On the TV show Sach Ka Saamna, my father had declared in no uncertain terms that he considered me his son. ‘As my eldest son, Laxmi Narayan is heir to my property in Mumbai and Uttar Pradesh,’ he had said. ‘My younger son, Shashi Narayan, is second to inherit.’ When he was asked if he had ever thought about throwing me out of the house, he had responded, ‘Why would I expel Laxmi from my family? I am his father, he is my responsibility. A hijra can be born to any family. If we shun them from our lives and homes, we leave them with no choice but to become beggars. I would never do that to someone in my family.’ He always maintained that he had no right to interfere in his son’s life.
Today, they have all accepted me as I am—our emotional bonding overrides everything. It’s not about my identity and sexuality any more. What they see in me, how they recognize me, is most important to them. And to me. After I achieved so much fame, there has been more than a general acceptance in any case. Now I can say even my sisters’ families in Gorakhpur are proud of me.

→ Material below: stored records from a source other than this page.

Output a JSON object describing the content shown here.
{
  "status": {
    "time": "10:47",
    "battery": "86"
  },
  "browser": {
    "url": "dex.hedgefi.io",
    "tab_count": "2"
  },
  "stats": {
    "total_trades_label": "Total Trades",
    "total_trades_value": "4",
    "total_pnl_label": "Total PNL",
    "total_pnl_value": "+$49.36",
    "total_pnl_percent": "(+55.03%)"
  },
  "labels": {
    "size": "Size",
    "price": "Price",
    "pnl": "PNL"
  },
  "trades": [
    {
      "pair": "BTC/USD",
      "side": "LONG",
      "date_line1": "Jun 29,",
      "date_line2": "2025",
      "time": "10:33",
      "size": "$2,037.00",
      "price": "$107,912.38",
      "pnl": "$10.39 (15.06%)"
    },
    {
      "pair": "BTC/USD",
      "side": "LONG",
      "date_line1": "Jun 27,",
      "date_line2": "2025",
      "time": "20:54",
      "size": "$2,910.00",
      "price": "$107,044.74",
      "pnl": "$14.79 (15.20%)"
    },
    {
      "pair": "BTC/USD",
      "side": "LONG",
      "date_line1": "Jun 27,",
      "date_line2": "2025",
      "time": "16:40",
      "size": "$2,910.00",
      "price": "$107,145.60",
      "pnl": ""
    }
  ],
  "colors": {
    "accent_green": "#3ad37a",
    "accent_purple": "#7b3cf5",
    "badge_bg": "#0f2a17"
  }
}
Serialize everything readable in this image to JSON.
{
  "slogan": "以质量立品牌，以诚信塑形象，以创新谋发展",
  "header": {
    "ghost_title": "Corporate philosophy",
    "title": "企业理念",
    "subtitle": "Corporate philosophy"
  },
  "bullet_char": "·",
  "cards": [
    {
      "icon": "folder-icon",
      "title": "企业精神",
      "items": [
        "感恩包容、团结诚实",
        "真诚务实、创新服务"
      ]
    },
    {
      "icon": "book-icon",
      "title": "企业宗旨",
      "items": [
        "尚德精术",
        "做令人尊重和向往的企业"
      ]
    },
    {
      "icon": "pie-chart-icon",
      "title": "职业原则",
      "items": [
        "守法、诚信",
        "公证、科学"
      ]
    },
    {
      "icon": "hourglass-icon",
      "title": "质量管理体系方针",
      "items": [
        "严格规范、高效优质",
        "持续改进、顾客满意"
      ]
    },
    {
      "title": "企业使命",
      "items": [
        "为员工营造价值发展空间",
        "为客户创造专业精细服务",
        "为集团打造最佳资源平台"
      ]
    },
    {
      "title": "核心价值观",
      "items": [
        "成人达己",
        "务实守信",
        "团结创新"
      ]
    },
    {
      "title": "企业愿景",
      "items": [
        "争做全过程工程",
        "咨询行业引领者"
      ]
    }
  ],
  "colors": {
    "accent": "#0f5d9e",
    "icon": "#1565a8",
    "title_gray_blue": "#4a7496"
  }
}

If Papa always saw me as Raju and only Raju—even when I went and initiated myself into the hijra community, even when I wore saris and make-up—who am I to question that? Who am I to decide how he sees me? I have no right. When I joined the hijras, it was Papa who had the second room at home taken off rent, so that I could continue to stay at home, as a hijra. I was once part of an unsavoury situation when my guru, Lata guru, tried to defame me. She called for a chatai meeting—it’s like the panchayat wherein decisions relating to the community are made—and my father insisted that my mother go and attend the chatai to ensure that my guru and the community did not take any decisions that might ruin their child’s life. No parent will ever say that—that yes, you should go to the hijron ka panch—but he did and he also instructed my mother to call him immediately if there were any issues. ‘Nothing untoward should happen to Raju,’ he told her. And my mother too, despite all that ghunghat business, really held her ground there. When it comes to her children, she is like a lioness protecting her cubs.
Papa would always be anxious and concerned about me. ‘Where is Raju?’, ‘Did he eat something?’, ‘When will he come?’ He was also very proud of me, praising me to the skies when talking about me. When I went to the UN—the first Indian transgender activist to do that—he said, ‘Oh, see my child. Whatever else there is or anyone says, Raju has definitely made me proud.’ ‘My child is my child,’ he would always say, ‘and he will be my son, my Raju, till my last breath.’
And so it is that Raju must live. Always. I cherish him and nurture him, and keep him alive for Papa, for Mummy, for my sisters, for my brother, for my family. That moment when I look into the mirror and see him might seem aberrant for someone on the outside, but one thing is for sure: Raju is here to stay.
Excerpted from Red Lipstick: The Men In My Life, with permission from Penguin Random House.